Dawes Keeps It Simple

Music Features Dawes
Share Tweet Submit Pin

“I think for me, being the songwriter, it sometimes feels like you are doing bumper bowling. You keep hitting all these obstacles,” says Taylor Goldsmith, leader of the California folk-rock band Dawes. “You have to straighten yourself out and get in the groove and just do what is natural to you.”

Dawes still delivers songs that put listeners in mind of the Laurel Canyon scene, but Goldsmith has honed his writing to such a degree the songs are even more sophisticated, introspective and, yes, natural-sounding than they were on the previous three albums.

It’s likely no surprise that Goldsmith writes about the fallacy of “charms and riches” lasting (“Waiting for Your Call”) and spends almost 10 minutes reflecting on heartache (“Now That It’s Too Late, Maria”). He prides himself on writing songs that find him at his most “comfortable and confident” but stretching the boundaries—or in his words, hitting those pesky bumpers—to better express his innermost thoughts. The trick, he says, is not to overthink the process.

“For all the inventiveness and innovation of Neil Young, he won’t tell you to go join a jazz band,” Goldsmith says of the legend’s advice on how to stretch creatively. “This is a process that never stops and I’ll be happy never to be done with it. I hope to be honing my craft for my entire career [because it] involves a lot of searching to understand who I am. But somewhere along the line, you also have to remember this is super simple.”

Goldsmith is well-schooled in such lessons. His dad, Lenny Goldsmith, is a former member of Tower of Power and Sweat Hogs. In a way, Goldsmith received a graduate education in music when he was just a child not just from his father but also from the family’s musical pals, including Miles Joseph, one of the best-known members of Bob Dylan’s famous gigging bands, who gave him his first electric guitar.

Talking to Goldsmith, it’s clear he still immerses himself in learning from others. He speaks of Mike Scott of The Waterboys, who often approaches albums with a stash of 40 or 50 songs. “That was so interesting. I’ve never been one to go into the studio with a shitload of songs,” he says, reveling in various artists’ processes. “For me, I pretty consistently have the same amount of music. It’s never a matter of if a song isn’t working, it’s more a matter of us not nailing a performance.”
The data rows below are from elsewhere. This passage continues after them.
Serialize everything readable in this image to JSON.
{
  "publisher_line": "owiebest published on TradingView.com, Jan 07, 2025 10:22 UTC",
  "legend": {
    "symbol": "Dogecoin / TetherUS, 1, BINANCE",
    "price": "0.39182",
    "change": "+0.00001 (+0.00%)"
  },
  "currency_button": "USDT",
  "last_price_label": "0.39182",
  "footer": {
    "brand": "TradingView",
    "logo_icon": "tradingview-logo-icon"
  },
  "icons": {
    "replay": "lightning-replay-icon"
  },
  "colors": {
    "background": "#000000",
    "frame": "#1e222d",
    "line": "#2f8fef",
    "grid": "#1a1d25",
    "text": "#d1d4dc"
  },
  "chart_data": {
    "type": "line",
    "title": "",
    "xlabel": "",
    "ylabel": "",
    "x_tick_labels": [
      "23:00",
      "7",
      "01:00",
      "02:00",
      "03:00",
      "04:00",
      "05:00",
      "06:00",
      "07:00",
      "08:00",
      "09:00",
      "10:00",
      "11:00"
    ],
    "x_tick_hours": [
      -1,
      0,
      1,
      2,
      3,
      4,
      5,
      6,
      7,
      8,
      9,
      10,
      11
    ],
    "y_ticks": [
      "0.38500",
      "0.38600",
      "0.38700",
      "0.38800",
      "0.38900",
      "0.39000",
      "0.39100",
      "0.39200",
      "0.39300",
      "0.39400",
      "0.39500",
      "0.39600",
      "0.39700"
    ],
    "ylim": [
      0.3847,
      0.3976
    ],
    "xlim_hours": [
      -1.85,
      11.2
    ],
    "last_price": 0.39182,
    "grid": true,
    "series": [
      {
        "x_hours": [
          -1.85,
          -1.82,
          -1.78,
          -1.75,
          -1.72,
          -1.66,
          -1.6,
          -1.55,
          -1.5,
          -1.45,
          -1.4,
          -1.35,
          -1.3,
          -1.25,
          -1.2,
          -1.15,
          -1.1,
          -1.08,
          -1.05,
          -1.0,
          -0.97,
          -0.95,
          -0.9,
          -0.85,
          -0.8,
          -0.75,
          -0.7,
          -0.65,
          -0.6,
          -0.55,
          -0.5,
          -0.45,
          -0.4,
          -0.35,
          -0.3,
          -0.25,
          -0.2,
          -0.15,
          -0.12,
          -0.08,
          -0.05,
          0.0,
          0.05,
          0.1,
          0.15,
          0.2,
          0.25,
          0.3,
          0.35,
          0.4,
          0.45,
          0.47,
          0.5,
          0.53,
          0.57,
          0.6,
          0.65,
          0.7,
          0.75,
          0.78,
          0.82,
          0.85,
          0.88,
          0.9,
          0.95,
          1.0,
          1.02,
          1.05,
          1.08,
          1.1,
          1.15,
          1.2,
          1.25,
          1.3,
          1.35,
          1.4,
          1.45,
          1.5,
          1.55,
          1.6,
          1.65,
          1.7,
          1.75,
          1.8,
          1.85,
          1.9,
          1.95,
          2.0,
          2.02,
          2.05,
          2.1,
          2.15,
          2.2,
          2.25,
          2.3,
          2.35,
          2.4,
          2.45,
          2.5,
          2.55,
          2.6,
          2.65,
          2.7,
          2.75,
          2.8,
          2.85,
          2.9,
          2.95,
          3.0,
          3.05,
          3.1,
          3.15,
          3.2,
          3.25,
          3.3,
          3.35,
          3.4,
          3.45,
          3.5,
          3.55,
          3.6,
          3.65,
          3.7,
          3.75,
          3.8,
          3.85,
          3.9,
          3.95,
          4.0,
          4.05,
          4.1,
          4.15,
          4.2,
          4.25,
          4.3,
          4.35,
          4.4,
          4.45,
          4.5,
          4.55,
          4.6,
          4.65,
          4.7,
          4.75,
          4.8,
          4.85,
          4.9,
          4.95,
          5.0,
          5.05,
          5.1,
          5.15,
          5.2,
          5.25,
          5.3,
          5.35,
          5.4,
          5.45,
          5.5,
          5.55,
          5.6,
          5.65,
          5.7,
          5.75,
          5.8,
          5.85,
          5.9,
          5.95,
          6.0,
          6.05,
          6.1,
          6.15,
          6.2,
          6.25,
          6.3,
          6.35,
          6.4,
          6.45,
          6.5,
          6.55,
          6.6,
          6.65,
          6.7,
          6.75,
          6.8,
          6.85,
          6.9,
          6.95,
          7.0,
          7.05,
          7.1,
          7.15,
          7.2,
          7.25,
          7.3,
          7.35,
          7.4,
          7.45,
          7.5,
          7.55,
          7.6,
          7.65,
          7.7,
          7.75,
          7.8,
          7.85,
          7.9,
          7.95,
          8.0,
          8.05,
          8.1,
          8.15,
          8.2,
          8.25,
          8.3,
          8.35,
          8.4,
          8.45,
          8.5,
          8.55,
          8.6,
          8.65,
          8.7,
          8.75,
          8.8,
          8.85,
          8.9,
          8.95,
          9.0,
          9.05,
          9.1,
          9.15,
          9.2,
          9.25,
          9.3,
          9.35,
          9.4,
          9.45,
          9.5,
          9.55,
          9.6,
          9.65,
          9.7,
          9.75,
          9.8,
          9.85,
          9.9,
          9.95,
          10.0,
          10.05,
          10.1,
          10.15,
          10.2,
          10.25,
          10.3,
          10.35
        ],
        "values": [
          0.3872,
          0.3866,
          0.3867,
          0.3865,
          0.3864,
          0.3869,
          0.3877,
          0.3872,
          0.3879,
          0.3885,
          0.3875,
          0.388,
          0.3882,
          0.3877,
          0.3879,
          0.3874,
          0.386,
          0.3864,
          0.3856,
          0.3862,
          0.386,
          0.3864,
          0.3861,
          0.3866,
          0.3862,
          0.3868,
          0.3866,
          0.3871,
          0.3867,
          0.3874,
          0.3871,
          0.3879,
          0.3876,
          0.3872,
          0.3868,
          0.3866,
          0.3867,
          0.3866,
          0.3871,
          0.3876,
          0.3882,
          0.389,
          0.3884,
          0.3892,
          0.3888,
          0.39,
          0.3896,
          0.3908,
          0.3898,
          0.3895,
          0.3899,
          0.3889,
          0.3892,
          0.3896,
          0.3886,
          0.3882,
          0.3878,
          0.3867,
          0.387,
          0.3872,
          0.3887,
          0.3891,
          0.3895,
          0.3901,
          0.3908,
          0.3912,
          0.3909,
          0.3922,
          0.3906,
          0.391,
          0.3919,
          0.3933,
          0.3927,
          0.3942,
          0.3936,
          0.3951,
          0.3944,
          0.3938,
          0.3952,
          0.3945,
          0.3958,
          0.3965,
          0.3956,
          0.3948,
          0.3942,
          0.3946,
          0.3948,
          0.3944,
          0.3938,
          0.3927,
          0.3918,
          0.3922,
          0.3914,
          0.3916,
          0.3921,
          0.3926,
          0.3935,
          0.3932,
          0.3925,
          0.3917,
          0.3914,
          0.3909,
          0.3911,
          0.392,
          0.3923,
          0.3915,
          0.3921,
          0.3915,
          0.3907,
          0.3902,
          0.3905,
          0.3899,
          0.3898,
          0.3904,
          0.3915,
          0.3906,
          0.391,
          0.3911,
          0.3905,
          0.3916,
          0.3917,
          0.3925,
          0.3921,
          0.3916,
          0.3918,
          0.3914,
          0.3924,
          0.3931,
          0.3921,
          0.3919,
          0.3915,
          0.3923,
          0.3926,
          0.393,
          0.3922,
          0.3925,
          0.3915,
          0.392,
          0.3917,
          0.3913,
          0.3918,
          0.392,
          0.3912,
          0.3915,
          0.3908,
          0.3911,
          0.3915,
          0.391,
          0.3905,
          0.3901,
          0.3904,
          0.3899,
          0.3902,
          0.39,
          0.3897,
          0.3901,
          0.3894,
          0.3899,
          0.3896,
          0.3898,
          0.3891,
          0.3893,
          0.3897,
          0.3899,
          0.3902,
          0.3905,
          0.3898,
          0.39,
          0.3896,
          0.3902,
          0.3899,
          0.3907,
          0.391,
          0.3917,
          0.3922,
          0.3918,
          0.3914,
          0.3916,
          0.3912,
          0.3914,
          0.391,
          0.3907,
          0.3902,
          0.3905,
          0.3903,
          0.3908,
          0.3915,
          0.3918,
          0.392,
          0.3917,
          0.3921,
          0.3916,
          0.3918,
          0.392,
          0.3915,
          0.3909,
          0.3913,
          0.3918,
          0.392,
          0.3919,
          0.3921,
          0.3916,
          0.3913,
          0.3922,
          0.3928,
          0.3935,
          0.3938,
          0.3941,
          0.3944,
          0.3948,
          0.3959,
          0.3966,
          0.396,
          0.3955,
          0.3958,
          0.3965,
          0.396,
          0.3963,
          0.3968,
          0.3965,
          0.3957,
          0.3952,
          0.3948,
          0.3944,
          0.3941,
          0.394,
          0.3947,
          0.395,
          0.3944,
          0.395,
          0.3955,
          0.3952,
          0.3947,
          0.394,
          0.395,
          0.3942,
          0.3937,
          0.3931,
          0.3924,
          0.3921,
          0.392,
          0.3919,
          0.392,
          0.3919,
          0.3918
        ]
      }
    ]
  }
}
Some who hear the bands’ latest record might turn their heads at that last statement because Goldsmith and his bandmates have a well-earned reputation of nailing each song. That’s certainly true on All Your Favorite Bands, which was recorded as close to live as possible.

Goldsmith credits producer Dave Rawlings with helping him bring his often sardonic yet always-thoughtful words, chords and melodies to fruition.

“Dave is a genius,” Goldsmith says. “When he wanted to talk about a subdivision or a beat or an added note…he really got into specifics because he knew how this band operates. It felt like he was a fifth member of our band.”

And an especially creative one at that. Goldsmith credits Rawlings with strengthening the songs overall but seems especially pleased with Rawlings’ influence on “Things Happen,” which originally clocked in at over six minutes long.

“It had this bridge, pre-chords, a chorus and these lengthy sections. There was so much there—it was overinflated,” he says. “It was really fun to write, and I like writing more rather than looking at a page and saying ‘This needs more.’ I’m a stubborn songwriter, though, it hurts to cut…and he was fighting my stubbornness as we stripped it down…Now I’m so glad it underwent the changes. It makes more sense than it ever did now that all the fat has been trimmed.”

Tags
Recently in Music
More from Dawes